On attaching acoustic imaging instrumentation to the LEO-15 observatory for sediment transport and bottom boundary layer studies
Additional Document Info

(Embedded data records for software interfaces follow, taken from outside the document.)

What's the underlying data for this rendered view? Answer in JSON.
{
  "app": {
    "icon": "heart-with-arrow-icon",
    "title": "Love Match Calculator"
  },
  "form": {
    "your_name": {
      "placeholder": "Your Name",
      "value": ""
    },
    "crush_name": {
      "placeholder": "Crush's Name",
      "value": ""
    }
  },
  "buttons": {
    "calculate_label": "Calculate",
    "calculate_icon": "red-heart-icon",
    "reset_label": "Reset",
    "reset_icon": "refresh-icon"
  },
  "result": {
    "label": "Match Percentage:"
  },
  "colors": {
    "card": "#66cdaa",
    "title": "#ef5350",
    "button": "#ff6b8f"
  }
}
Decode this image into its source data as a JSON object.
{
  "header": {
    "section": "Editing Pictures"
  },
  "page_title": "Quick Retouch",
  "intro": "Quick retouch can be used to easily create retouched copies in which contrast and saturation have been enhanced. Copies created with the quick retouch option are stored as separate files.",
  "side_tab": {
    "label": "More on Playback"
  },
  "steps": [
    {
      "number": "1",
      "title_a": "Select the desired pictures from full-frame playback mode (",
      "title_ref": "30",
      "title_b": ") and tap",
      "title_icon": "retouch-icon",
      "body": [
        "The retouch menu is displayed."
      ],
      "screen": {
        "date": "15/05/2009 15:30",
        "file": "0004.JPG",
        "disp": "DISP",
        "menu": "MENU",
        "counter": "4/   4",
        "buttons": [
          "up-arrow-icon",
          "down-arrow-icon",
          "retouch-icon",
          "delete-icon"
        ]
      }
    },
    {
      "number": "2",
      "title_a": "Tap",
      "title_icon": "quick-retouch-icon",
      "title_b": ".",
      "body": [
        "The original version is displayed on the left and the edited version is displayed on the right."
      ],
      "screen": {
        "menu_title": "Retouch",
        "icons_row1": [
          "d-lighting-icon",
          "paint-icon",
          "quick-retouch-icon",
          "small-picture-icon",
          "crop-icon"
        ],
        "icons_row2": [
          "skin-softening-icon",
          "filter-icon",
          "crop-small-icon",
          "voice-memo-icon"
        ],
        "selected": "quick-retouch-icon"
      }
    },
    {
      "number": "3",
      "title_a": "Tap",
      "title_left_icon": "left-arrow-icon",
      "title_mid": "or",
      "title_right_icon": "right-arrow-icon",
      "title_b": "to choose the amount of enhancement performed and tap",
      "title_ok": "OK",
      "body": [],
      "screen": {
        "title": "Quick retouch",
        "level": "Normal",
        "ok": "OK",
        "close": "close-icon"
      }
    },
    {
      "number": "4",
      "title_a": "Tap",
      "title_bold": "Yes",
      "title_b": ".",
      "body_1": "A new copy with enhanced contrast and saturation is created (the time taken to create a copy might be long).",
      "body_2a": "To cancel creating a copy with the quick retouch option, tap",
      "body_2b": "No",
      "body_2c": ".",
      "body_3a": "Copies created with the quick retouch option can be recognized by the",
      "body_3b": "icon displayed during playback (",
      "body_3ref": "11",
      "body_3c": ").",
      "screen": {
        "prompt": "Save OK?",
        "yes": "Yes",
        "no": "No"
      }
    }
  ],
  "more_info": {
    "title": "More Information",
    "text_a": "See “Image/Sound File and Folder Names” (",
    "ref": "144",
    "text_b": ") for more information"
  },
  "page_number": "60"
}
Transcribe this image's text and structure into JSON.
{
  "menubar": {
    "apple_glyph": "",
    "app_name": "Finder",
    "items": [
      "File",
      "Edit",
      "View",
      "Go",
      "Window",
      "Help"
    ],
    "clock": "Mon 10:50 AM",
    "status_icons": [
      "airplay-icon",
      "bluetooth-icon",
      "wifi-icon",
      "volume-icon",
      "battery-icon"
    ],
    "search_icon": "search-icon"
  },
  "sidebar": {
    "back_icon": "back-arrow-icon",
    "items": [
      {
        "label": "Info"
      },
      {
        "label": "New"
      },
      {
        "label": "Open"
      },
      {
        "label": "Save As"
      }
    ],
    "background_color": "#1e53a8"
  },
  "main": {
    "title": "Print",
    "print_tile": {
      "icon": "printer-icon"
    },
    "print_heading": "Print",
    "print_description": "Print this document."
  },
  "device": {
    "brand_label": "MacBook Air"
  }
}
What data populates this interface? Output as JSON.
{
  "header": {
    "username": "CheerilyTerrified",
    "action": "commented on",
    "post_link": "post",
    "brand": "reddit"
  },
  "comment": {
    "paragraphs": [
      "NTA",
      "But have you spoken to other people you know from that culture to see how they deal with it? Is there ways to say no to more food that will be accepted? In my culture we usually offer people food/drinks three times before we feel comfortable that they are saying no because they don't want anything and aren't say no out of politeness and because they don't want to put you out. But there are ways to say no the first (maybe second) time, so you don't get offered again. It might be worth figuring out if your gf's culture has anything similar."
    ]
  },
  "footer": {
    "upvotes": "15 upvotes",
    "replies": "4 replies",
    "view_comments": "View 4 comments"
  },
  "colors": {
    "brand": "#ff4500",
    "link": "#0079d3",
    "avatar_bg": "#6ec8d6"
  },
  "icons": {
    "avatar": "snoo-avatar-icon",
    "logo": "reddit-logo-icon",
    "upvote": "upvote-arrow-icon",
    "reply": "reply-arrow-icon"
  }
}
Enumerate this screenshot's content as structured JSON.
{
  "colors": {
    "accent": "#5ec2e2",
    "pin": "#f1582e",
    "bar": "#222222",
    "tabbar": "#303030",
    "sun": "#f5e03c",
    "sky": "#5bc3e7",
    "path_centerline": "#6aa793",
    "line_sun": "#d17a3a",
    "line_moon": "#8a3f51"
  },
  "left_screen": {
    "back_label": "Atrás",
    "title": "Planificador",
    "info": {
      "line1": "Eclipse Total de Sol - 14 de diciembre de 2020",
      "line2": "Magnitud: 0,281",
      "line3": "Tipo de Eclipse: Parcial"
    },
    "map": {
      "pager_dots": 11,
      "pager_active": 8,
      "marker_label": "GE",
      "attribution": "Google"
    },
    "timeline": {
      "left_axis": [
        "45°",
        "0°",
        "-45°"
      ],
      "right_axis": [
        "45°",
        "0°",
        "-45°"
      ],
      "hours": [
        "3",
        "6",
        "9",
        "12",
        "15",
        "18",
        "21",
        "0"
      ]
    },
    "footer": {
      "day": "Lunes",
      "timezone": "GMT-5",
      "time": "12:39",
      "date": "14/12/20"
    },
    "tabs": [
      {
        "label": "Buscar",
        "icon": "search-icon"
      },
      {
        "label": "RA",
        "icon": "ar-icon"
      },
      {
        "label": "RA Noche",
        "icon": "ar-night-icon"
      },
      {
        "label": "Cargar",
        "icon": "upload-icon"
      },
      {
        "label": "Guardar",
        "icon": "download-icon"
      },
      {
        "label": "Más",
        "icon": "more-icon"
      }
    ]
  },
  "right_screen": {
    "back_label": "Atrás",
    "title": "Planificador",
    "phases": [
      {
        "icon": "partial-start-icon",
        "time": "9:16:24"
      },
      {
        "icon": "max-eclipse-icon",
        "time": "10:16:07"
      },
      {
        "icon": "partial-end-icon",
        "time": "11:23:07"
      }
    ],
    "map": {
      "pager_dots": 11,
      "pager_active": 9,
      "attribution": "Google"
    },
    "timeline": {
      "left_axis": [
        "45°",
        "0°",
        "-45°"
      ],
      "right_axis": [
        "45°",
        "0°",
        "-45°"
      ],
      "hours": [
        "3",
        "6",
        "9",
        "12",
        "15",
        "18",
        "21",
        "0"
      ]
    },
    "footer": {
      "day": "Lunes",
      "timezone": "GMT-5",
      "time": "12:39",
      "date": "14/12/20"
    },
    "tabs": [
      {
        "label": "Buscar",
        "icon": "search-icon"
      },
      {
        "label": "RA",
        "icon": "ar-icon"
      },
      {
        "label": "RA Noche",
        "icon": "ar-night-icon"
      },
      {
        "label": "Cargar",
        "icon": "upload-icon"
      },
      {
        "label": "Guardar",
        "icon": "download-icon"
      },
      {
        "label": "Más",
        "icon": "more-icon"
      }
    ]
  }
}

The Woods Hole Oceanographic Institution (WHOI) and Dalhousie University conducted a sediment transport study at the LEO-15 observatory maintained by Rutgers University and WHOI engineers off the central New Jersey coast. This study was designed to take advantage of the unique capabilities (power and telemetry) provided at the site. The various sensing systems were attached to a bottom-mounted frame and connected by divers to the underwater-mateable guest ports on the LEO-15 node. The node supplied power for the various acoustic and electronic systems and provided telemetry for control of the remote instrumentation and acquisition of several GBytes of data per day. A shore-based support station of several PC’s and workstations networked together and connected to the Internet was set up at Rutgers Tuckerton Field Station to receive, display and store this data. Instrumentation was deployed in mid-November 1999, remained active until Christmas 1999, and was recovered in January 2000. The methodology of using the LEO-15 observatory was different from previous approaches used by the WHOI and Dalhousie sediment transport teams and had some subtle problems not obvious until the equipment was set up and utilizing the observatory. A second LEO-15 node, on shore at the Tuckerton field station, facilitated testing of each subsystem and the fully integrated system before offshore deployment. One set of problems involved the node’s ground fault detection system that was designed to shut down all scientific instrumentation to protect the node when a current leak to seawater was detected on any power or telemetry line. WHOI connected all their sensing systems together to provide an optimum test of any system problem. Dalhousie had isolated their instrumentation (power and communications) so the ground fault circuit only tested the cables from the LEO-15 node to their electronics. The WHOI instrumentation developed a slowly increasing ground fault in one line that resulted in some unnecessary data loss. The underwater-mateable connectors required at the LEO-15 sometimes showed a low ground fault level leakage that disappeared when they were reconnected. Because of the constant power source, the electronics on the tripod remained powered up and active during the deployment, and individual sensors were powered and burst-sampled once or twice an hour, collecting similar to4 GBytes of data per day that was telemetered to shore. WHOI’s high-speed link operated successfully at similar to400 kbits/sec and Dalhousie’s at 2 Gb/s. Dalhousie experienced some problems with their remote system suddenly stopping that may be associated with changes made to interface it with the LEO-15 observatory. All data were archived at the Tuckerton facility as the Internet link to WHOI and Dalhousie could only provide 113 of the required speed to transmit the data collected daily. In spite of these problems, the systems worked much of the time and collected many gigabytes of data on the suspended sediment transport and structure in relationship to bedform roughness, and wave and current forcing. Real-time sensor functionality and data acquisition operations were monitored over the Internet. The goal of plugging instruments into the LEO-15-node and obtaining continuous long time-series remotely with no interruptions is not yet fully realized. Someone had to monitor the connection to keep systems functioning optimally. However, we learned much of the methodology to move toward full remote operations in the future which will improve future observatories, such as the new Martha’s Vineyard Coastal Observatory.